Wheels of carborundum are also used.
A somewhat impure silicon (containing 90-98% of the element) is made by the Carborundum Company of Niagara Falls (United States Patents 745 122 and 842273, 1908) by heating coke and sand in an electric furnace.
Many of the furnaces now in constant use depend mainly on this principle, a core of granular carbon fragments stamped together in the direct line between the electrodes, as in Acheson's carborundum furnace, being substituted for the carbon pencils.
Calcium carbide, graphite, phosphorus and carborundum are now extensively manufactured by the operations outlined above.
For the theory and elemental laws of electro-deposition see Electrolysis; and for the construction and use of electric generators see Dynamo and Battery: Electric. The importance of the subject may be gauged by the fact that all the aluminium, magnesium, sodium, potassium, calcium carbide, carborundum and artificial graphite, now placed on the market, is made by electrical processes, and that the use of such processes for the refining of copper and silver, and in the manufacture of phosphorus, potassium chlorate and bleach, already pressing very heavily on the older non-electrical systems, is every year extending.
Acheson, in 1896, patented an application of his, carborundum process to graphite manufacture, and in 1899 the International Acheson Graphite Co.
It combines directly with silicon, at the temperature of the electric furnace, yielding carborundum, SiC; and H.
Engineers and other craftsmen make extensive use of abrasion, effected by the aid of such abrasives as emery and carborundum, in shaping, finishing and polishing their work.
The production of aluminium in Switzerland and Scotland, carborundum and calcium carbide in the United States, and soda by the Castner-Kellner process, began to be conducted on an immense scale.
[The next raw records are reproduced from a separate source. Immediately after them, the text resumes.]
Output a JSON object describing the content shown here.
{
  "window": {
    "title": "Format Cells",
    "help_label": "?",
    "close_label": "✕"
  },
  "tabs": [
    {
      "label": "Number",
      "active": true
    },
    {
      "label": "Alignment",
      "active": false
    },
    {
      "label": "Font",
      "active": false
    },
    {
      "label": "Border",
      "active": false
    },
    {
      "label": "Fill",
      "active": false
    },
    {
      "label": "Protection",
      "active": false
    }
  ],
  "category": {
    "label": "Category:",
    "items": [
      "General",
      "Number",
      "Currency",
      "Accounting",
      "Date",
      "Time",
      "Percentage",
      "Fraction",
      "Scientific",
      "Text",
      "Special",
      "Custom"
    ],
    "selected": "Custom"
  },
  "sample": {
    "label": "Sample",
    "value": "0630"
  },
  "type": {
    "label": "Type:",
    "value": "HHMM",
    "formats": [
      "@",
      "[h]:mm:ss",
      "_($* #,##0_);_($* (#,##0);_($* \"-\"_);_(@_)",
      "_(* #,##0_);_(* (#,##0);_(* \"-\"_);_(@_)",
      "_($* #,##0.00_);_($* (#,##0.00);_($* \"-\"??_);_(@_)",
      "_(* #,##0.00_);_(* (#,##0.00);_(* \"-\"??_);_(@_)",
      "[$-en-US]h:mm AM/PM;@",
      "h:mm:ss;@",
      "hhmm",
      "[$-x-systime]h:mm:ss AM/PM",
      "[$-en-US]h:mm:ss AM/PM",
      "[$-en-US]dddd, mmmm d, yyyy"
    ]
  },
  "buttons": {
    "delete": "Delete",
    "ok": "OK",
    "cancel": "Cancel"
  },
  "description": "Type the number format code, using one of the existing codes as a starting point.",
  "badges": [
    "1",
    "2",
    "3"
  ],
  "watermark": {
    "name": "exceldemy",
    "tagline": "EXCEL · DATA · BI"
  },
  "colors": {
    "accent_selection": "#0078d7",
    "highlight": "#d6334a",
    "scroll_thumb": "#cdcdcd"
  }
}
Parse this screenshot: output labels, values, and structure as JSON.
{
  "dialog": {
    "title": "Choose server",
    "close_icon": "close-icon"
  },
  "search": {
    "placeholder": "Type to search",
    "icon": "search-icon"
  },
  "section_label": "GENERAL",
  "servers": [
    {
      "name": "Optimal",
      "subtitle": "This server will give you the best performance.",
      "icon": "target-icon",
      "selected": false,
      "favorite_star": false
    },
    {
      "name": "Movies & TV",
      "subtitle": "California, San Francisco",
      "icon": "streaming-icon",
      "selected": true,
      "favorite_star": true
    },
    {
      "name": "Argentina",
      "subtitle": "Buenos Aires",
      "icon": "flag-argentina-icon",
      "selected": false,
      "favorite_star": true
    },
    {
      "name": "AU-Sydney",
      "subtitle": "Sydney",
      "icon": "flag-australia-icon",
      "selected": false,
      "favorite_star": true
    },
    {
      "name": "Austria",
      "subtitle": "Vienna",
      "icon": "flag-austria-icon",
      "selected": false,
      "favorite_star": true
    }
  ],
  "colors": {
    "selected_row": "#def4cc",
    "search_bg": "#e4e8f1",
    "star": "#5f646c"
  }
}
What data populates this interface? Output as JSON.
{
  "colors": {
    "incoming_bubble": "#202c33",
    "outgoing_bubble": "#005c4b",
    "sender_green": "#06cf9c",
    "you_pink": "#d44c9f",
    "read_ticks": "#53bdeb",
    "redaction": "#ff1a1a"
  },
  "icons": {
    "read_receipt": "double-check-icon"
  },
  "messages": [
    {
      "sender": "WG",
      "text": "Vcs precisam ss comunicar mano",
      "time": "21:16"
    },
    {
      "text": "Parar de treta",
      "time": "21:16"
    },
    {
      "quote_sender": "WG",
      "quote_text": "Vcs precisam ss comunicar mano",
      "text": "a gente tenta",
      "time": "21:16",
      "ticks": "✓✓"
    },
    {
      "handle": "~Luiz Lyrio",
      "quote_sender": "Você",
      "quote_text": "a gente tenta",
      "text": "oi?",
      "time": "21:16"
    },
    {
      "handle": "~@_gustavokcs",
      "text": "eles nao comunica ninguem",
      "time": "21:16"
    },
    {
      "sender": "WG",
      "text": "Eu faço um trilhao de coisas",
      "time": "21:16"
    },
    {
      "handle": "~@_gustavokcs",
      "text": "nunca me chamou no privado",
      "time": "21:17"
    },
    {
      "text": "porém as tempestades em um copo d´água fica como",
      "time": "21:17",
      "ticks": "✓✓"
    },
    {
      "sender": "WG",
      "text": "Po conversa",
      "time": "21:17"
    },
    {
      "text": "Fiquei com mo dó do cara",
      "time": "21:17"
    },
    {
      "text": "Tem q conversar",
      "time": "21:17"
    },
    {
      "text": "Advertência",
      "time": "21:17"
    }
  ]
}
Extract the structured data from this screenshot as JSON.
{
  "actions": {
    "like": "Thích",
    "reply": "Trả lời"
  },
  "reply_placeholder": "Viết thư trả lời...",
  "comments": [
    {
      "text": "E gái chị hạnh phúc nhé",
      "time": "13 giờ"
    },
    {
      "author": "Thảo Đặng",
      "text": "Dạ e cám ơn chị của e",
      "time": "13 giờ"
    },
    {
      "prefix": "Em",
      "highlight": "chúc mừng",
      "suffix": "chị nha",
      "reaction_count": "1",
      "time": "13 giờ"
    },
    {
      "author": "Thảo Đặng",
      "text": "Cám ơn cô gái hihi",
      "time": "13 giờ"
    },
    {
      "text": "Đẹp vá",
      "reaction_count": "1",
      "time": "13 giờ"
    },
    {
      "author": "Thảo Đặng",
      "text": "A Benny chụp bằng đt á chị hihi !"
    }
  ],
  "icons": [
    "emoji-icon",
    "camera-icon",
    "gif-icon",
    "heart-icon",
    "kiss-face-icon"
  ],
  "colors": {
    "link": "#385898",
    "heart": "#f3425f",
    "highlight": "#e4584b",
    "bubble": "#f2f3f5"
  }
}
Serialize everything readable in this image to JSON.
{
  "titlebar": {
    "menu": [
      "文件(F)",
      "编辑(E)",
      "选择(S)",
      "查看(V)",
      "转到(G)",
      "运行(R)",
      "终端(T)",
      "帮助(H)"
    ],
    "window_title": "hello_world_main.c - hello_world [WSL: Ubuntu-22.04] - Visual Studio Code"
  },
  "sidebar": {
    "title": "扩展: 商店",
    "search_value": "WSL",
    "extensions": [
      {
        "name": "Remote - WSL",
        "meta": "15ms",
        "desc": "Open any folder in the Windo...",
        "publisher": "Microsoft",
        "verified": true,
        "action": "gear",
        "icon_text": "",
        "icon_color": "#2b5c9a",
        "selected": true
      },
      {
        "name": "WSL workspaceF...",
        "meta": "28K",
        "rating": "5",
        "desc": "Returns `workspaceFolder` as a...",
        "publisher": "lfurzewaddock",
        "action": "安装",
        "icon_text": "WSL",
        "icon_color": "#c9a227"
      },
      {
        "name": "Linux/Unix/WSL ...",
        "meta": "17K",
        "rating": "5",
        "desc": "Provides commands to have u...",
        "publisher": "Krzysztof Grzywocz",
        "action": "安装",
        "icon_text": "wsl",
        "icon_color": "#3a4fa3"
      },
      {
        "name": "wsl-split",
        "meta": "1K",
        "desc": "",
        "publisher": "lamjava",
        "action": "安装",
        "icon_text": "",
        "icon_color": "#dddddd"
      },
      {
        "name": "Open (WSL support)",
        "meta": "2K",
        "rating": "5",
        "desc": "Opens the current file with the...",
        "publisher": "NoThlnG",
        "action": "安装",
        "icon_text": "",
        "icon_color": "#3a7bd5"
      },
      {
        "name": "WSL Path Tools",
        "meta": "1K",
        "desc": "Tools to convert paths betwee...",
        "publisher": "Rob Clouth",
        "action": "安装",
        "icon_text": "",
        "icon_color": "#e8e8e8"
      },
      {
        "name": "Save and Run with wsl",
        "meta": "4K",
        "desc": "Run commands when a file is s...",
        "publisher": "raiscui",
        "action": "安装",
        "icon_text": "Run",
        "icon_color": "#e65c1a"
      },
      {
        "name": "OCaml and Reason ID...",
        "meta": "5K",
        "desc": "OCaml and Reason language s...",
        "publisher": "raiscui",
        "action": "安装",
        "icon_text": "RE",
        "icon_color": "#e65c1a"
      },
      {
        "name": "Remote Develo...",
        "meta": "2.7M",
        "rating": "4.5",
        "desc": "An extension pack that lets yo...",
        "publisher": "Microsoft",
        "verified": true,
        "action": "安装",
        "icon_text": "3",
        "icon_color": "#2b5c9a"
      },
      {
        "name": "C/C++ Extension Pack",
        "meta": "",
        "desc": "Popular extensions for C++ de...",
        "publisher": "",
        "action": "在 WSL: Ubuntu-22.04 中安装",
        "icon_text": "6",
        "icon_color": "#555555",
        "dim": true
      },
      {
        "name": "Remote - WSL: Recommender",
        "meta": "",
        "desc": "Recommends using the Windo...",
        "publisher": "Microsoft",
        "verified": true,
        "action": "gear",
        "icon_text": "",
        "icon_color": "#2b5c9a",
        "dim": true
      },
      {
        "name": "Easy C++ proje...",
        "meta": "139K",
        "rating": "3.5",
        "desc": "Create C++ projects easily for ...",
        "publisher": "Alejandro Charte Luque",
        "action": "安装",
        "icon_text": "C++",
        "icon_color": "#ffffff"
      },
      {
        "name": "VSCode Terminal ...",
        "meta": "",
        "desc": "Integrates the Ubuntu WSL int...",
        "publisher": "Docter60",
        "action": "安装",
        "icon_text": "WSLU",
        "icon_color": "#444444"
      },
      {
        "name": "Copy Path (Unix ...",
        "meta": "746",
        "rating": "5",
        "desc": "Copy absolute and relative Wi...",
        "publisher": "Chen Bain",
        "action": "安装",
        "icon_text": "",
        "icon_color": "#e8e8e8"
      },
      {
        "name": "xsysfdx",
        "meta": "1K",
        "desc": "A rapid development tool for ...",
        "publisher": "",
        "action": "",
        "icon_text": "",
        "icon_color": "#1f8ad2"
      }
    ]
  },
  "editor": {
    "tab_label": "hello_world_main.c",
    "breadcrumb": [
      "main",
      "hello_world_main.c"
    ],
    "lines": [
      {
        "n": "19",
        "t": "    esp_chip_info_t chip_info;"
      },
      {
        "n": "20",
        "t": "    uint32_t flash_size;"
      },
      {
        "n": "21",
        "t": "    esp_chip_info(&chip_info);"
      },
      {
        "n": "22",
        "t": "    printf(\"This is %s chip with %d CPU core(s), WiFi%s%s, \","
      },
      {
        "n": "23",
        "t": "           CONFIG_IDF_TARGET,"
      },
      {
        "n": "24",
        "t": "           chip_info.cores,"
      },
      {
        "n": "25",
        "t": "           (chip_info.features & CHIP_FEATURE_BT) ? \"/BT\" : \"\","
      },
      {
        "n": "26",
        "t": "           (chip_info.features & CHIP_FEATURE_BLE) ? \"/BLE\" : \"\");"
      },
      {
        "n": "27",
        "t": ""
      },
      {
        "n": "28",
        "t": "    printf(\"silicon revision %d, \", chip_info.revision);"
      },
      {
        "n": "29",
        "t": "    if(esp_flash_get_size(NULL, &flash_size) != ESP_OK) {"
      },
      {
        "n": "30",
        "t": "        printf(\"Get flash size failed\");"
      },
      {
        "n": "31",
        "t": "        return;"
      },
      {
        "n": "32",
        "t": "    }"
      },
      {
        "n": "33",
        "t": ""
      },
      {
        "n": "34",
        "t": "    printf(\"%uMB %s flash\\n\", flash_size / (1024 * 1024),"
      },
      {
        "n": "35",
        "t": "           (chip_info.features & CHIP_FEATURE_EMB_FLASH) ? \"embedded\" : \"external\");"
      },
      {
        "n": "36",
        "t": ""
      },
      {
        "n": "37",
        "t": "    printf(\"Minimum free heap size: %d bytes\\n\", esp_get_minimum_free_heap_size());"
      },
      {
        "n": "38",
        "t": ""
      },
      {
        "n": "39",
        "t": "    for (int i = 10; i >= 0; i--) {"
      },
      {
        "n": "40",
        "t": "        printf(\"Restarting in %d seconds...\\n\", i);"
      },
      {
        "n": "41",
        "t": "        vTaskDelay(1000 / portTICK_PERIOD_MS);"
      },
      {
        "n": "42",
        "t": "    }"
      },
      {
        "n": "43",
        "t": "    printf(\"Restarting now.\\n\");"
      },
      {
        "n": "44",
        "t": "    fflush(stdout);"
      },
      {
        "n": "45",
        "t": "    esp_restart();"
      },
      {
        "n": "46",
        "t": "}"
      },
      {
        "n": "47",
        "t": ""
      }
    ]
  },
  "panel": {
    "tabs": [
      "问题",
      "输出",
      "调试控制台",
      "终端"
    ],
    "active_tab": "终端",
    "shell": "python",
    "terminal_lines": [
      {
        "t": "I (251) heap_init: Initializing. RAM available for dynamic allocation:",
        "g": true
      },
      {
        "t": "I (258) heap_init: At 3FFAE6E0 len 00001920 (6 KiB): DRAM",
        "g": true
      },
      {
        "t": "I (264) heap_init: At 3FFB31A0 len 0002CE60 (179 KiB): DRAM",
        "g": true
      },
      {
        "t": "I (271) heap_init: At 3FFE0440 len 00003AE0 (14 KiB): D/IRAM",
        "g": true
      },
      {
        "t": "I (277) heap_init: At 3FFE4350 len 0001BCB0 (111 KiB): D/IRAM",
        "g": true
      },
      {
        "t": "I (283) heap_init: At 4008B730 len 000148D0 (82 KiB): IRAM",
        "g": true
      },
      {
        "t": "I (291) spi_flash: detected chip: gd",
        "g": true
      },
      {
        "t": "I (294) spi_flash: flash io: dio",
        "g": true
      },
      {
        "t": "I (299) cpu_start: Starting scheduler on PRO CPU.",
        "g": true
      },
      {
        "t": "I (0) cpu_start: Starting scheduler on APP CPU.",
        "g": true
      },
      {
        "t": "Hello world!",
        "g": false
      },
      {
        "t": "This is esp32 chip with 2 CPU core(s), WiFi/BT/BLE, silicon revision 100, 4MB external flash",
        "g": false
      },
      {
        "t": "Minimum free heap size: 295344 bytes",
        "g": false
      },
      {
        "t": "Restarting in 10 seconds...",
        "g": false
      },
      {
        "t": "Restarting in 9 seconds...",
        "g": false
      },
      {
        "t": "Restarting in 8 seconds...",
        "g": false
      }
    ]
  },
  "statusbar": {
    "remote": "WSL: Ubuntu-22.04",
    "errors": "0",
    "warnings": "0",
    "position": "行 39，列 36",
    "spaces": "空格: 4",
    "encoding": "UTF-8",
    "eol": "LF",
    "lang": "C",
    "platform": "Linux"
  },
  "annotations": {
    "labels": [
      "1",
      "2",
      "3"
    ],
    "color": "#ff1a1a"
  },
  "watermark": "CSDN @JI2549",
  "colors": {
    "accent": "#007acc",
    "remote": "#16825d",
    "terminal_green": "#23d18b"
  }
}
Carborundum was applied by Engels in 1899, firebricks being washed with carborundum paste and then baked.
Again, the construction of electric furnaces may often be exceedingly crude and simple; in the carborundum furnace, for example, the outer walls are of loosely piled bricks, and in one type of furnace the charge is simply heaped on the ground around the carbon resistance used for heating, without containing-walls of any kind.